Oasis use should be mandatory

By Editorial Board

Despite many students’ qualms about the structure and capability of Oasis, the foundation of the online system is strong. It is commonly used for things like class registration, academic support and viewing Student Financial Services records, but the system is also often used for classroom communication.

Oasis would benefit students much more if it were used by every teacher, but not all faculty utilize the system. Improvements could be made to the site’s logistics, but Oasis does not need to be completely changed or revamped.

It should be mandatory for professors to use Oasis, which would create consistency for students. At minimum, teachers should upload their course syllabus, course handouts and a list of the required textbooks.
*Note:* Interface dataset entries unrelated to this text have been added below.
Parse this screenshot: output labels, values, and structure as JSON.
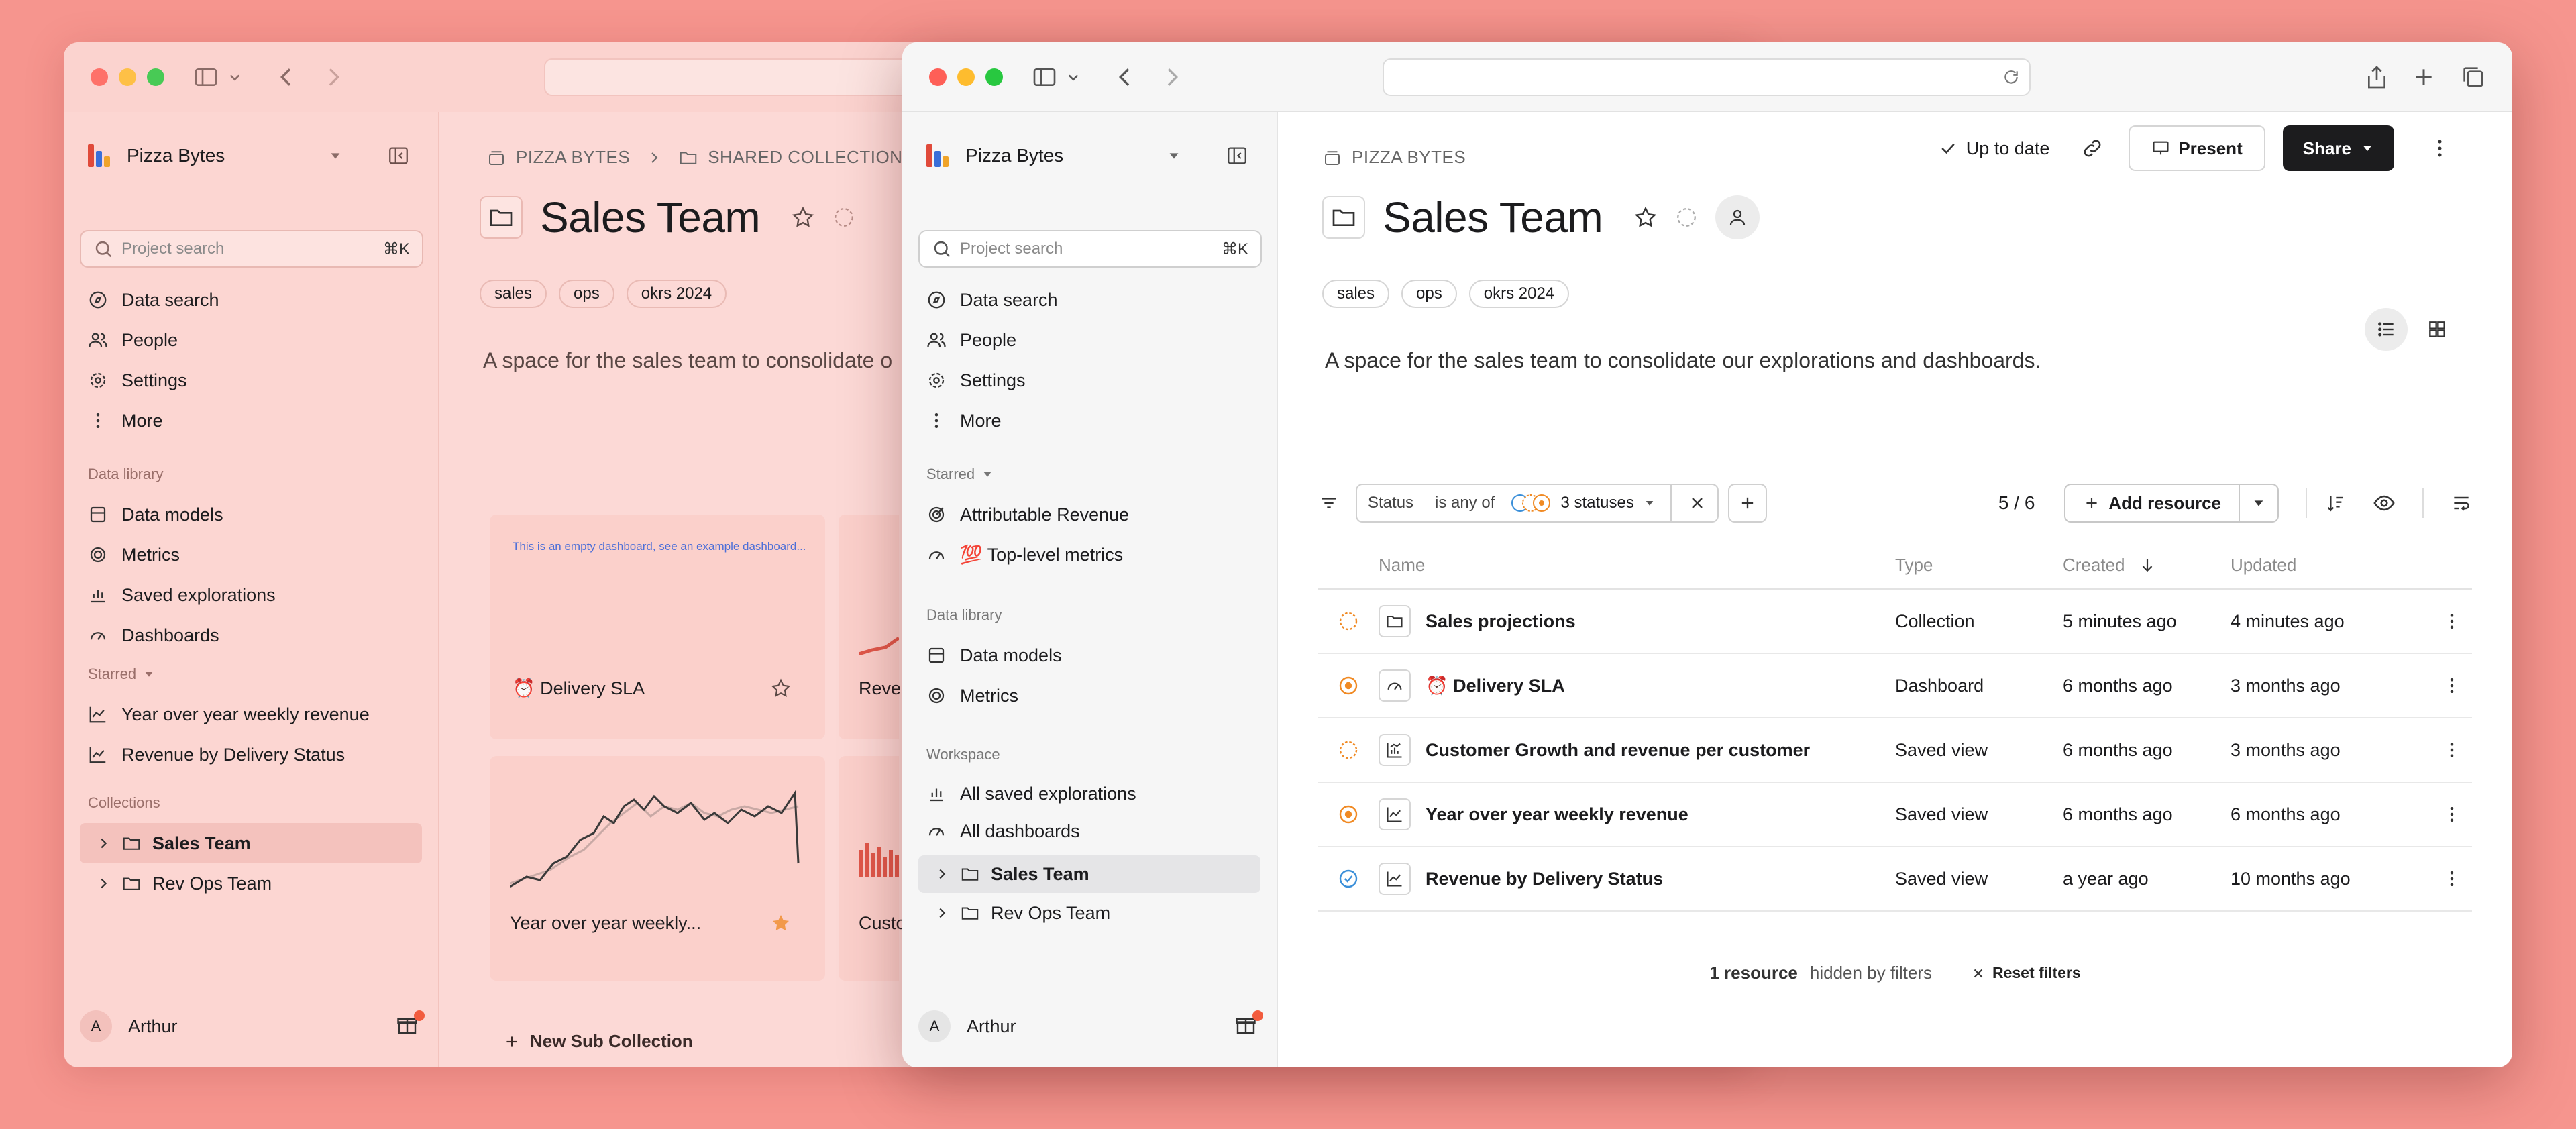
{
  "back_window": {
    "workspace": "Pizza Bytes",
    "search_placeholder": "Project search",
    "search_shortcut": "⌘K",
    "nav": [
      "Data search",
      "People",
      "Settings",
      "More"
    ],
    "data_library_label": "Data library",
    "data_library": [
      "Data models",
      "Metrics",
      "Saved explorations",
      "Dashboards"
    ],
    "starred_label": "Starred",
    "starred": [
      "Year over year weekly revenue",
      "Revenue by Delivery Status"
    ],
    "collections_label": "Collections",
    "collections": [
      "Sales Team",
      "Rev Ops Team"
    ],
    "user": "Arthur",
    "user_initial": "A",
    "breadcrumb": [
      "PIZZA BYTES",
      "SHARED COLLECTIONS"
    ],
    "title": "Sales Team",
    "tags": [
      "sales",
      "ops",
      "okrs 2024"
    ],
    "description": "A space for the sales team to consolidate o",
    "cards": [
      {
        "name": "⏰ Delivery SLA",
        "note": "This is an empty dashboard, see an example dashboard..."
      },
      {
        "name": "Reve"
      },
      {
        "name": "Year over year weekly..."
      },
      {
        "name": "Custo"
      }
    ],
    "new_sub_collection": "New Sub Collection"
  },
  "front_window": {
    "workspace": "Pizza Bytes",
    "search_placeholder": "Project search",
    "search_shortcut": "⌘K",
    "nav": [
      "Data search",
      "People",
      "Settings",
      "More"
    ],
    "starred_label": "Starred",
    "starred": [
      "Attributable Revenue",
      "💯 Top-level metrics"
    ],
    "data_library_label": "Data library",
    "data_library": [
      "Data models",
      "Metrics"
    ],
    "workspace_label": "Workspace",
    "workspace_items": [
      "All saved explorations",
      "All dashboards"
    ],
    "collections": [
      "Sales Team",
      "Rev Ops Team"
    ],
    "user": "Arthur",
    "user_initial": "A",
    "breadcrumb": "PIZZA BYTES",
    "toolbar": {
      "status": "Up to date",
      "present": "Present",
      "share": "Share"
    },
    "title": "Sales Team",
    "tags": [
      "sales",
      "ops",
      "okrs 2024"
    ],
    "description": "A space for the sales team to consolidate our explorations and dashboards.",
    "filter": {
      "field": "Status",
      "op": "is any of",
      "value": "3 statuses"
    },
    "count": "5 / 6",
    "add_resource": "Add resource",
    "columns": [
      "Name",
      "Type",
      "Created",
      "Updated"
    ],
    "rows": [
      {
        "name": "Sales projections",
        "type": "Collection",
        "created": "5 minutes ago",
        "updated": "4 minutes ago",
        "status": "dashed",
        "icon": "folder-icon"
      },
      {
        "name": "⏰ Delivery SLA",
        "type": "Dashboard",
        "created": "6 months ago",
        "updated": "3 months ago",
        "status": "orange",
        "icon": "gauge-icon"
      },
      {
        "name": "Customer Growth and revenue per customer",
        "type": "Saved view",
        "created": "6 months ago",
        "updated": "3 months ago",
        "status": "dashed",
        "icon": "chart-icon"
      },
      {
        "name": "Year over year weekly revenue",
        "type": "Saved view",
        "created": "6 months ago",
        "updated": "6 months ago",
        "status": "orange",
        "icon": "line-chart-icon"
      },
      {
        "name": "Revenue by Delivery Status",
        "type": "Saved view",
        "created": "a year ago",
        "updated": "10 months ago",
        "status": "blue-check",
        "icon": "line-chart-icon"
      }
    ],
    "hidden_count": "1 resource",
    "hidden_text": "hidden by filters",
    "reset_filters": "Reset filters"
  },
  "colors": {
    "background": "#f6958e",
    "orange_status": "#f08a24",
    "blue_status": "#3a8fd9",
    "dark_button": "#1c1c1e"
  }
}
It is also helpful for students if teachers update grades, attendance and class notes.

Mandatory use of Oasis will provide students with electronic copies of syllabi and handouts if they are absent, lose their originals, or if teachers make changes to their syllabus, preventing the professor from having to redistribute the information to the student.
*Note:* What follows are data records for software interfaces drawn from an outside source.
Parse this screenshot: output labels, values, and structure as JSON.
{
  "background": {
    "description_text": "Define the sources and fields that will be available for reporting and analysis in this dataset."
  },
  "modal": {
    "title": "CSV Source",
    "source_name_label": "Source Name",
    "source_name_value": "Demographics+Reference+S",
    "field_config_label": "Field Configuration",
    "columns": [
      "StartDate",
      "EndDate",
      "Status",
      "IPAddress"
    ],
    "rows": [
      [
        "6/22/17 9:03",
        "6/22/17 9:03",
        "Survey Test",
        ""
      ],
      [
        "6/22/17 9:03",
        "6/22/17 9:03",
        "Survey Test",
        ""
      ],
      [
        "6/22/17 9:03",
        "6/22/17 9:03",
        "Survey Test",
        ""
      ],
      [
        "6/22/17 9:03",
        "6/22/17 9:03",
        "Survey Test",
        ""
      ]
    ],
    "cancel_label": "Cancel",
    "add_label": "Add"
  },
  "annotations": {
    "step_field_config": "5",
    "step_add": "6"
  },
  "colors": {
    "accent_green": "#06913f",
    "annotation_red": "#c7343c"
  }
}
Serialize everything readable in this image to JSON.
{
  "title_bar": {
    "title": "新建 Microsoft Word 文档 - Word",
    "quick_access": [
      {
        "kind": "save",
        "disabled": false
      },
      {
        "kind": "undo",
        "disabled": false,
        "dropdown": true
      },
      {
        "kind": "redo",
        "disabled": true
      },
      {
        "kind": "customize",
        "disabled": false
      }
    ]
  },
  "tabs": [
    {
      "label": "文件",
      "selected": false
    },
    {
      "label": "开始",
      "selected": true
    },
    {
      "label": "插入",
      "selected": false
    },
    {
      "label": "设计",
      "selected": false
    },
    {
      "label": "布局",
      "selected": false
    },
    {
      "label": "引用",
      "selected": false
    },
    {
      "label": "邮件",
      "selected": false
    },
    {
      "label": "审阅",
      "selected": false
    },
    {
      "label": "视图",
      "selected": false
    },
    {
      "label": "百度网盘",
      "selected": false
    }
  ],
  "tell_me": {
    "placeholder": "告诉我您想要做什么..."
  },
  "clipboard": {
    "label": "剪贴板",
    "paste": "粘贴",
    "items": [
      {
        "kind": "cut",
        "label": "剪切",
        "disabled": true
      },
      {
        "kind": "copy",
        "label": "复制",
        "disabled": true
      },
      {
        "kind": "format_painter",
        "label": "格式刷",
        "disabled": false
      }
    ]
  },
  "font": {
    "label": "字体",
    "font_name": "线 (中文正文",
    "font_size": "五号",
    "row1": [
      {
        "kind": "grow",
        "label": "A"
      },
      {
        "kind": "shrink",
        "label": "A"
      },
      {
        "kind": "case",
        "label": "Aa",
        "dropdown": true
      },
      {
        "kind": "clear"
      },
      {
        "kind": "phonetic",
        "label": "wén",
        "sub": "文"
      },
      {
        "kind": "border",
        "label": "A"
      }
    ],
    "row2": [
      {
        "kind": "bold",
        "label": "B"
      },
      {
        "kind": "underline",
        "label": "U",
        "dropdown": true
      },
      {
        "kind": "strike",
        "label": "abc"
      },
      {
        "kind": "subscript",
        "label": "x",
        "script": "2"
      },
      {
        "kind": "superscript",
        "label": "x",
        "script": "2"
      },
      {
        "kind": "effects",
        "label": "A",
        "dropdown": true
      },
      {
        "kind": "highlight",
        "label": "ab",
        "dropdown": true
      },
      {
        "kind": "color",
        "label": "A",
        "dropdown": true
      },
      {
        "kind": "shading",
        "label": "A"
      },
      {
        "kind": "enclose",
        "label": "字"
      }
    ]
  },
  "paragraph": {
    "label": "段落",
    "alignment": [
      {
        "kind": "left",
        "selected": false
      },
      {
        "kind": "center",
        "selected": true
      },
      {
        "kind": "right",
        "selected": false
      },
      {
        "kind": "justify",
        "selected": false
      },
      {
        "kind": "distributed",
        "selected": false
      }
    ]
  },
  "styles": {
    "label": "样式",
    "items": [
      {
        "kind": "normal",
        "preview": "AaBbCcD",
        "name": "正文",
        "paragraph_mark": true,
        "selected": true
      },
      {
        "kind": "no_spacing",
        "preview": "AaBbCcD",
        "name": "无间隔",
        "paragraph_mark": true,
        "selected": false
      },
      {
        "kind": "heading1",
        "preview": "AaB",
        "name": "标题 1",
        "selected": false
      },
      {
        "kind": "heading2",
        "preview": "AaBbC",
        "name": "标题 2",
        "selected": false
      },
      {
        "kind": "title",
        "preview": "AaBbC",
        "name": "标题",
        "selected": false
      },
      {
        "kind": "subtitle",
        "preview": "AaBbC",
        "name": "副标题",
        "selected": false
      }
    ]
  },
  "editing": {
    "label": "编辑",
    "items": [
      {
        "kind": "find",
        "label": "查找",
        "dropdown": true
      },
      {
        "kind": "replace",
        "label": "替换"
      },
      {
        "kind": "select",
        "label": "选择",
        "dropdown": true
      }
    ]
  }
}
Teachers can also post messages on their class page to let students know if class is going to be cancelled or if the classroom moved. Keeping students updated about what’s going on in the class should be the central idea of Oasis.
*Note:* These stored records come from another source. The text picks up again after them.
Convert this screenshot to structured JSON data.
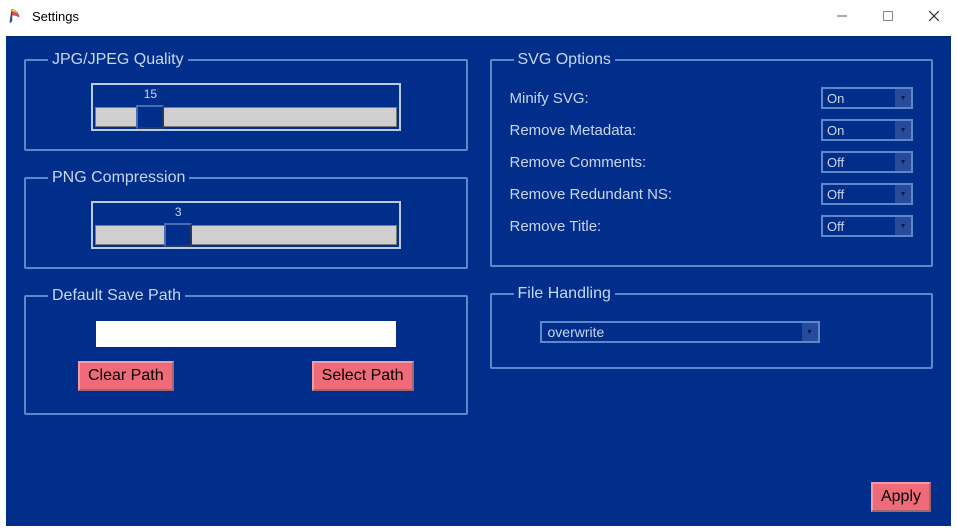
{
  "window": {
    "title": "Settings"
  },
  "jpg": {
    "legend": "JPG/JPEG Quality",
    "value": "15",
    "min": 0,
    "max": 100,
    "percent": 15
  },
  "png": {
    "legend": "PNG Compression",
    "value": "3",
    "min": 0,
    "max": 9,
    "percent": 25
  },
  "save_path": {
    "legend": "Default Save Path",
    "value": "",
    "clear_label": "Clear Path",
    "select_label": "Select Path"
  },
  "svg": {
    "legend": "SVG Options",
    "rows": [
      {
        "label": "Minify SVG:",
        "value": "On"
      },
      {
        "label": "Remove Metadata:",
        "value": "On"
      },
      {
        "label": "Remove Comments:",
        "value": "Off"
      },
      {
        "label": "Remove Redundant NS:",
        "value": "Off"
      },
      {
        "label": "Remove Title:",
        "value": "Off"
      }
    ]
  },
  "file_handling": {
    "legend": "File Handling",
    "value": "overwrite"
  },
  "apply_label": "Apply"
}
Some teachers use other sites, such as Moodle or Near Time, to communicate with students. These sites may be more aesthetically pleasing, but they become two more on a long list that students must keep track of monitoring. It would be more beneficial for students to centralize classroom communication through the already-existing Oasis site.

Columbia already provides workshop sessions for new teachers to learn how to use Oasis. These efforts could be extended to any current professor who is unsure of how to utilize the system to make communication with students more efficient. The college could also provide instructions for students on how to navigate the site through e-mail instructions or a new student orientation program.